Archbishop speaks to Scientists at Sanger Institute
Friday 22nd February 2008The Archbishop of Canterbury, Dr. Rowan Williams visited the Sanger Institute in Cambridge, part of the Wellcome Trust Genome campus, to view the work being undertaken and discuss the themes of science and the human person and current issues in bio-ethics.
The Sanger Institute was opened in 1992 with the aim to to further our knowledge of genomes, and in particular to play a substantial role in the sequencing and interpretation of the human genome. The Institute is regarded as a key player in the international research community and its main projects include the human genome project, the cancer genome project and the pathogen sequencing project and it is hoped that the information gained will increase our understanding of gene function in health and disease and to generate data and resources of lasting value to biomedical research.

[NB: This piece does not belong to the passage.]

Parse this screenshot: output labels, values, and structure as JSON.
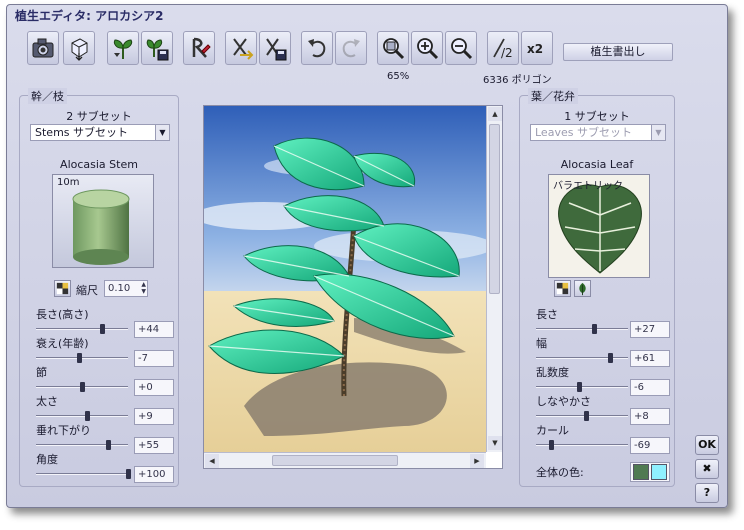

Speaking to scientists after a tour of the Sanger Institute, Dr. Williams said,'I've found it a very exciting few hours. It's not an area where I have more than a casual acquaintance from reading the press and reading the weeklies and so it has been genuinely very engaging to see what is actually being done. And a number of the problems that I see are precisely the problems that a community of researchers can't themselves resolve because there are social and political issues around which our population as a whole has to make some choices about. And my worry is not so much what is happening in research; it is what's happening to the capacity in that political and social culture to make intelligent corporate decisions. We spoke just now about the risk-aversion and the anti-intellectualism of our culture, and it seems to me that a lot of what you have been talking about is in the grip of those two things. Peoples inability to calculate what risk actually means in just the terms of what we were speaking about earlier and the general suspicion, increasingly and sadly, of science - science with this capital 'S' which is a kind of Frankenstein area for so many people - probably increasingly so and more perhaps than when I was a teenager.'